Monday, September 28, 2009

Acceptance of Distance Education

I agree with Mr. Siemens that distance education is becoming an acceptable way to earn a degree. Distance education has been around a long time, but gone are the days when we send for our class work and have to mail in our completed assignment. We still have people who believe that online courses are no match for the traditional class rooms; they believe that you do not have to do as much work to earn the degrees. I have to disagree its actually more work and more time consuming. The acceptance of distance education has come from the acceptance of the internet, social networks, and online instant messaging. We know longer just have friends that we met in school or at work, we have friends from all over the world, due to the emergence of the internet. These tools have made it much easier for us to communicate not only personally but in business as well.

In Betty’s Blog on teacher lingo, her blog, Getting ahead with online courses, (, she tells how online courses have made it easier for adults to go back to school to get a degree, while maintaining a job and a family. I totally agree that distance education has made it easier for us to go back to school and earn a degree while not totally interrupting our day to day lives.

In Mathcoach1’s blog, Secondary Education: OnLine Courses (, he talks about requiring high school students to take at least one on-line course before graduating, to give them the experience since so many students are now choosing online courses. I never really thought about this, but as educators we are supposed to prepare our students for the future. In this blog he said many students believe that online courses are easier than the traditional classroom setting. In some cases that may be true, but you have to be disciplined to take an online course because you are basically working independently. With online courses your do a whole more reading and research since you don’t have the instructor or classmates readily available to answer questions.

Wednesday, September 16, 2009

The Next Generation of Distance Education

I agree that education has to evolve with times. In today's society almost everybody has access to a computer and internet. Gone are the days when distance education meant sending correspondence through the mail, and waiting weeks for a response. With the invention of the internet we expect information to be at our fingertips, why not education. There are a lot of misconceptions about distance learning. The main one that your not getting the same education that you would in a classroom. Your not, in the equivalency theory Dr. Simonson states "It's once we realize that students are learning in a variety of places, different spots, it's impossible for that to be identical" (Simonson, 2000). I have to admit that I was one who kind of doubted an online degree out of ignorance, but once I took an online course, I had to admit that I learned as much or more than when I actually went to a class.

There's also a need for distance education especially in the k-12 setting and is one of the fastest growing areas.
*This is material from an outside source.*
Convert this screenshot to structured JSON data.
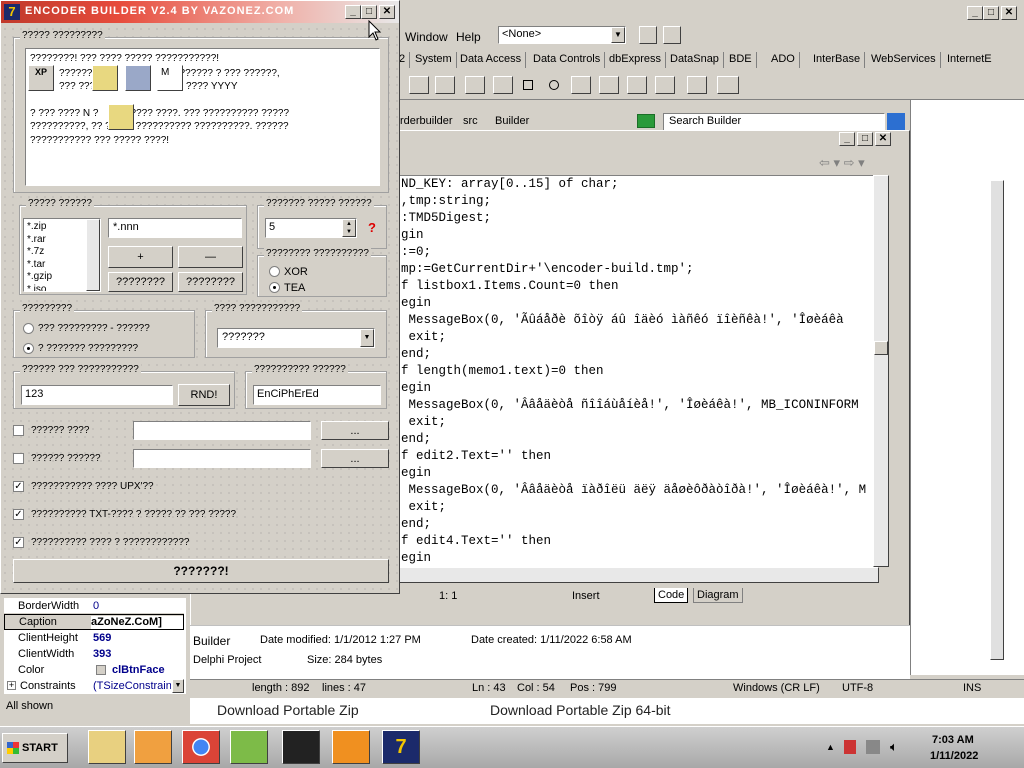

With the number of students outgrowing the number of seats in classes, the shortage of highly qualified teachers distance education could is the answer according to Huett, Moller, Foshay, and Coleman. I agree that there are benefits to distance education in the k-12 setting. But, I believe that before students and parents jump into it that they have to understand what this fully means. To me it means that the parent is going to have to take a bigger role in their child's education, since the teacher is not physically there, the parent is going to have to make sure their child is actually online during instructional time, using all the resource provided, and play the role of a tutor or hire one.

Distance education for adults was one of the best things that ever came available. Adults now can get a quality education without leaving home, taking off from work or driving long distance from campus. For Universities this "could mean the difference between a budgetary surplus and a loss..." (Moller, Foshay, and Huett, 2008). Universities just like corporations are all about the bottom line, what is going to make them money. With the increase of non-traditional students trying to obtain degrees and certificates, they had to come up with another way to provide these services so that everybody would be able to obtain it.

In the past before this big explosion of distance learning, there were a lot of errors made on how to approach teaching to students, that you did not have to see face to face. Like with anything else time changes that, educators found out what worked and what did not work.


Huett, J., Moller, L., Foshay, W., & Coleman, C. (2008, September/October). The evolution of distance education: Implications for instructional design on the potential of the web (Part 3: K12). TechTrends, 52(5). 63-67. Retrieved September 15, 2009, from Academic Search premier database, and search using the article's Accession Number: 34729472.

Moller, L., Foshay, W., & Huett, J. (2008, May/June). The evolution of distance education: Implications for instructional design on the potential of the web (Part 2: Higher education). TechTrends, 52(4), 66-70. Retrieved September 15, 2009, from Academic Search Premier database, and search using the article's Accession Number: 33991516.

Simonson, M. (2000, Winter2000). Making Decisions: The Use of Electronic Technology in Online Classrooms. New Directions for Teaching & Learning, Retrieved September 16, 2009, from Academic Search Premier database.